A new study that will soon be published in General Hospital Psychiatry found that many older adults who take antidepressants are also prescribed multiple other medications simultaneously, known as polypharmacy. In fact, the study showed that 73% of these older adults were prescribed multiple medications. Additionally, more than half of these patients were prescribed other drugs that could potentially cause problems when combined with their antidepressants, referred to as potentially inappropriate medications (PIMs).
The researchers also found that certain factors made it more likely for an older adult to be prescribed multiple medications, such as being older, unmarried, living in a rural area, having a non-western background, or having physical illnesses. However, having a history of using antidepressants or having a psychiatric diagnosis did not necessarily make it more likely for someone to be prescribed multiple medications.
This study highlights the importance of being aware of the potential risks of polypharmacy, especially in older adults, and the need for healthcare providers to consider the medications they prescribe to their patients carefully. The authors explain:
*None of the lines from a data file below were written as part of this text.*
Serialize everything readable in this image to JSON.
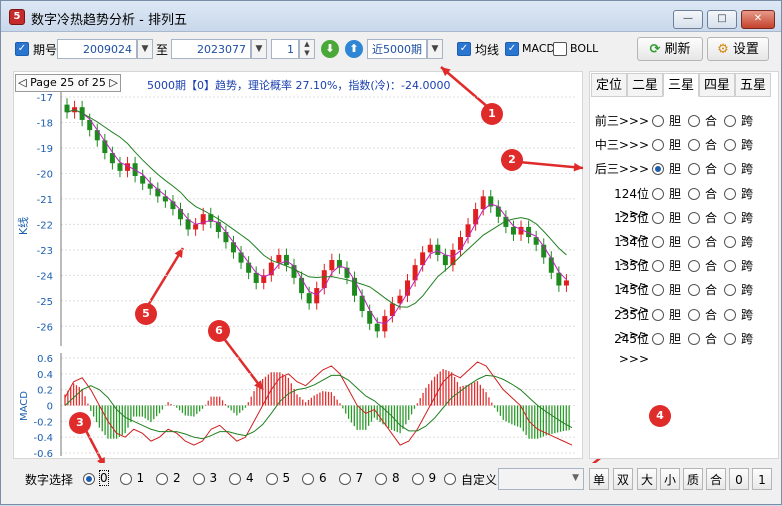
{
  "app_title": "数字冷热趋势分析 - 排列五",
  "app_icon_glyph": "5",
  "window_buttons": {
    "minimize": "—",
    "maximize": "□",
    "close": "✕"
  },
  "toolbar": {
    "issue_label": "期号",
    "issue_from": "2009024",
    "to_label": "至",
    "issue_to": "2023077",
    "step_value": "1",
    "range_select": "近5000期",
    "ma_label": "均线",
    "macd_label": "MACD",
    "boll_label": "BOLL",
    "refresh_label": "刷新",
    "settings_label": "设置"
  },
  "chart_header": {
    "page_label": "Page 25 of 25",
    "info": "5000期【0】趋势，理论概率 27.10%，指数(冷)：-24.0000"
  },
  "tabs": [
    "定位",
    "二星",
    "三星",
    "四星",
    "五星"
  ],
  "active_tab": "三星",
  "positions": [
    {
      "label": "前三>>>",
      "selected": false
    },
    {
      "label": "中三>>>",
      "selected": false
    },
    {
      "label": "后三>>>",
      "selected": true
    },
    {
      "label": "124位>>>",
      "selected": false
    },
    {
      "label": "125位>>>",
      "selected": false
    },
    {
      "label": "134位>>>",
      "selected": false
    },
    {
      "label": "135位>>>",
      "selected": false
    },
    {
      "label": "145位>>>",
      "selected": false
    },
    {
      "label": "235位>>>",
      "selected": false
    },
    {
      "label": "245位>>>",
      "selected": false
    }
  ],
  "option_labels": [
    "胆",
    "合",
    "跨"
  ],
  "bottom": {
    "digit_select_label": "数字选择",
    "digits": [
      "0",
      "1",
      "2",
      "3",
      "4",
      "5",
      "6",
      "7",
      "8",
      "9"
    ],
    "selected_digit": "0",
    "custom_label": "自定义",
    "quick_buttons": [
      "单",
      "双",
      "大",
      "小",
      "质",
      "合",
      "0",
      "1"
    ]
  },
  "annotations": [
    "1",
    "2",
    "3",
    "4",
    "5",
    "6"
  ],
  "chart_data": [
    {
      "type": "candlestick",
      "ylabel": "K线",
      "ylim": [
        -26.5,
        -17
      ],
      "yticks": [
        -17,
        -18,
        -19,
        -20,
        -21,
        -22,
        -23,
        -24,
        -25,
        -26
      ],
      "series": [
        {
          "name": "MA-short",
          "color": "#c020c0"
        },
        {
          "name": "MA-long",
          "color": "#208020"
        }
      ],
      "close": [
        -17.6,
        -17.4,
        -17.9,
        -18.3,
        -18.7,
        -19.2,
        -19.6,
        -19.9,
        -19.6,
        -20.1,
        -20.4,
        -20.6,
        -20.9,
        -21.1,
        -21.4,
        -21.8,
        -22.2,
        -22.0,
        -21.6,
        -21.9,
        -22.3,
        -22.7,
        -23.1,
        -23.5,
        -23.9,
        -24.3,
        -24.0,
        -23.5,
        -23.2,
        -23.6,
        -24.1,
        -24.7,
        -25.1,
        -24.5,
        -23.8,
        -23.4,
        -23.7,
        -24.1,
        -24.8,
        -25.4,
        -25.9,
        -26.2,
        -25.6,
        -25.1,
        -24.8,
        -24.2,
        -23.6,
        -23.1,
        -22.8,
        -23.2,
        -23.6,
        -23.0,
        -22.5,
        -22.0,
        -21.4,
        -20.9,
        -21.3,
        -21.7,
        -22.1,
        -22.4,
        -22.1,
        -22.5,
        -22.8,
        -23.3,
        -23.9,
        -24.4,
        -24.2
      ]
    },
    {
      "type": "macd",
      "ylabel": "MACD",
      "ylim": [
        -0.6,
        0.6
      ],
      "yticks": [
        0.6,
        0.4,
        0.2,
        0,
        -0.2,
        -0.4,
        -0.6
      ],
      "series": [
        {
          "name": "DIF",
          "color": "#d02020"
        },
        {
          "name": "DEA",
          "color": "#208020"
        }
      ],
      "dif": [
        0.1,
        0.3,
        0.35,
        0.2,
        0.0,
        -0.2,
        -0.35,
        -0.4,
        -0.3,
        -0.35,
        -0.45,
        -0.4,
        -0.3,
        -0.35,
        -0.45,
        -0.5,
        -0.45,
        -0.3,
        -0.25,
        -0.35,
        -0.45,
        -0.4,
        -0.2,
        0.0,
        0.2,
        0.35,
        0.4,
        0.3,
        0.25,
        0.35,
        0.45,
        0.5,
        0.4,
        0.2,
        0.0,
        -0.1,
        -0.05,
        -0.2,
        -0.35,
        -0.5,
        -0.45,
        -0.3,
        -0.1,
        0.1,
        0.3,
        0.4,
        0.35,
        0.45,
        0.55,
        0.5,
        0.35,
        0.2,
        0.1,
        0.0,
        -0.2,
        -0.3,
        -0.35,
        -0.4,
        -0.45,
        -0.5
      ],
      "dea": [
        0.0,
        0.1,
        0.2,
        0.25,
        0.2,
        0.1,
        -0.05,
        -0.15,
        -0.2,
        -0.25,
        -0.3,
        -0.33,
        -0.33,
        -0.33,
        -0.36,
        -0.4,
        -0.42,
        -0.38,
        -0.33,
        -0.33,
        -0.36,
        -0.38,
        -0.33,
        -0.24,
        -0.1,
        0.05,
        0.15,
        0.2,
        0.22,
        0.26,
        0.32,
        0.38,
        0.38,
        0.32,
        0.22,
        0.12,
        0.06,
        -0.03,
        -0.13,
        -0.25,
        -0.32,
        -0.32,
        -0.26,
        -0.16,
        -0.03,
        0.1,
        0.18,
        0.26,
        0.33,
        0.38,
        0.37,
        0.33,
        0.27,
        0.2,
        0.1,
        0.0,
        -0.08,
        -0.15,
        -0.22,
        -0.28
      ]
    }
  ]
}
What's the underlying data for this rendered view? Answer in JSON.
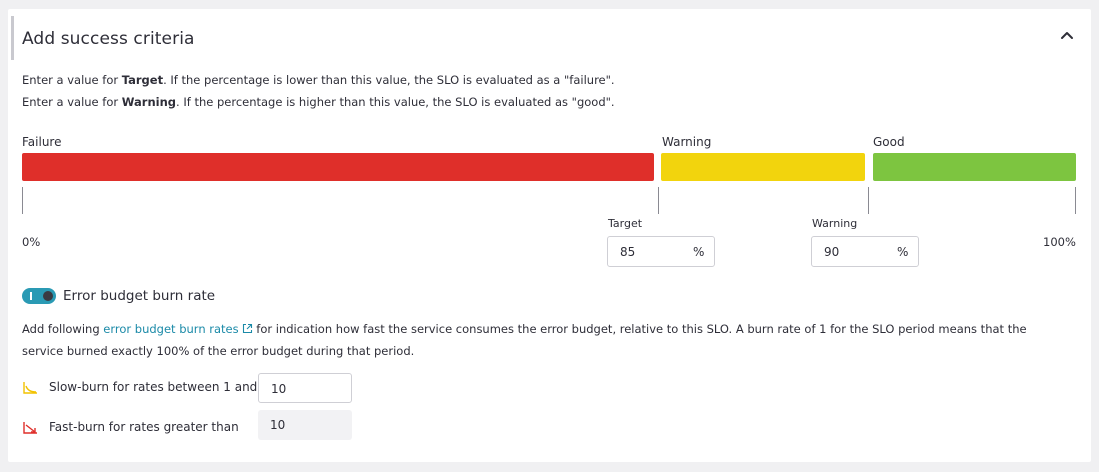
{
  "section": {
    "title": "Add success criteria"
  },
  "intro": {
    "line1_prefix": "Enter a value for ",
    "line1_bold": "Target",
    "line1_suffix": ". If the percentage is lower than this value, the SLO is evaluated as a \"failure\".",
    "line2_prefix": "Enter a value for ",
    "line2_bold": "Warning",
    "line2_suffix": ". If the percentage is higher than this value, the SLO is evaluated as \"good\"."
  },
  "scale": {
    "segments": [
      {
        "label": "Failure",
        "color": "#df2f2a"
      },
      {
        "label": "Warning",
        "color": "#f2d40d"
      },
      {
        "label": "Good",
        "color": "#7dc540"
      }
    ],
    "min_label": "0%",
    "max_label": "100%",
    "target": {
      "label": "Target",
      "value": "85",
      "unit": "%"
    },
    "warning": {
      "label": "Warning",
      "value": "90",
      "unit": "%"
    }
  },
  "burn_rate": {
    "toggle_label": "Error budget burn rate",
    "enabled": true,
    "desc_prefix": "Add following ",
    "desc_link": "error budget burn rates",
    "desc_suffix": " for indication how fast the service consumes the error budget, relative to this SLO. A burn rate of 1 for the SLO period means that the",
    "desc_line2": "service burned exactly 100% of the error budget during that period.",
    "slow": {
      "label": "Slow-burn for rates between 1 and",
      "value": "10",
      "icon": "slow-burn-icon",
      "color": "#f2d40d"
    },
    "fast": {
      "label": "Fast-burn for rates greater than",
      "value": "10",
      "icon": "fast-burn-icon",
      "color": "#df2f2a"
    }
  }
}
“A high prevalence of concurrent use of polypharmacy with antidepressants and PIMs with antidepressants was observed with a proportion of 73% and 56%, respectively. Socially disadvantaged and physically and mentally vulnerable older adults appeared more likely to have polypharmacy and PIMs use with antidepressants.”
According to the authors, nearly 1 in 10 older adults deals with depressive symptoms. Antidepressants are commonly the first line of treatment for such patients. Additionally, many of these older adults also have other physical and mental health issues for which drugs are often prescribed. As a result, many older adults take multiple medications at once, which increases the likelihood of PIMs. The current work aimed to examine polypharmacy and PIM in adults aged 65 and older.
The authors examined Denmark’s Civil Registration System data to accomplish this goal. This system collects demographic and healthcare information on everyone born, alive, or residing in the country. For the current study, the authors looked at adults aged 65 and over that redeemed a prescription for antidepressants at a Danish community pharmacy between January 1st, 2015, and December 31st, 2019 (n = 261,479).
The authors used this data to determine when older adults were given multiple prescriptions in addition to antidepressants and to determine when individuals may have been given drugs with dangerous interactions. The authors also looked at demographic information such as sex, age group, education, marital status, ethnicity, place of residence, etc., to determine if any of this information was predictive of polypharmacy and PIMs.
Overall, 73% of the individuals examined were prescribed multiple medications (using at least five concurrent drugs) and antidepressants. However, some subgroups were more at risk for polypharmacy than others, including older adults (83% in those over 86 years old), people with somatic and psychiatric diagnoses (93% in those with a high comorbidity score), and people with higher numbers of hospital visits (87% in those with three or more somatic hospital contacts within the past year).
Overall, 56% of the individuals examined were prescribed PIMs while taking antidepressants. 33% were prescribed at least one drug that could have dangerous interactions with their antidepressants, and 23% were prescribed more than 1. PIMs were most associated with those of older age (81-85 years old), short or medium educational attainment, widowed/separated/single marital status, rural residence, non-western ethnicity, and somatic hospital visits and diagnoses. The authors note that the prescription of PIMs decreased during the period they examined (2015-2019).
The authors acknowledge several limitations to the current work. First, they defined concurrent medication use as medications with at least a 1-day overlap, which could lead to overestimation. Second, the data they used only indicated that people had filled various prescriptions, not that they had taken the prescribed drugs. Third, the authors had no data on medications administered in hospitals or sold over the counter at pharmacies and so could have missed some instances of polypharmacy and PIMs. Fourth, it was not possible to determine the severity of symptoms in the population examined. There may be significant differences in polypharmacy and PIM based on severity that the current work could not address.
Lastly, 25% of the population examined in the current study used antidepressants for the first time. First-time users may have significant differences in terms of concurrent medication use, depression treatment, and comorbidities. The present study’s population was overwhelming Danish and white, drastically limiting generalizability to other people.
The authors conclude:
“The high use of polypharmacy and PIMs concurrently with antidepressants primarily reflects the presence of high comorbidity with depression in older adults. However, these markers underline a need for thorough examinations of the medical records of older patients and regular checking of the continued treatment indication and relevance of each medication.“
Other researchers have written about the increase in older adults being prescribed multiple medications simultaneously. This trend is concerning because pharmacies likely miss half of these dangerous drug combinations.
Researchers have commented on the dangers of polypharmacy and inappropriate medication at length, including that older adults on multiple medications, are more likely to go to the hospital for adverse drug reactions. In addition, research has linked polypharmacy to cognitive decline (especially in elderly patients), neuroleptic malignant syndrome, and premature death.
Ishtiak-Ahmed, O. Köhler-Forsberg, E.L. Mortensen, et al., Concurrent use of polypharmacy and potentially inappropriate medications with antidepressants in older adults: A nationwide descriptive study in Denmark during 2015–2019, General Hospital Psychiatry (2023).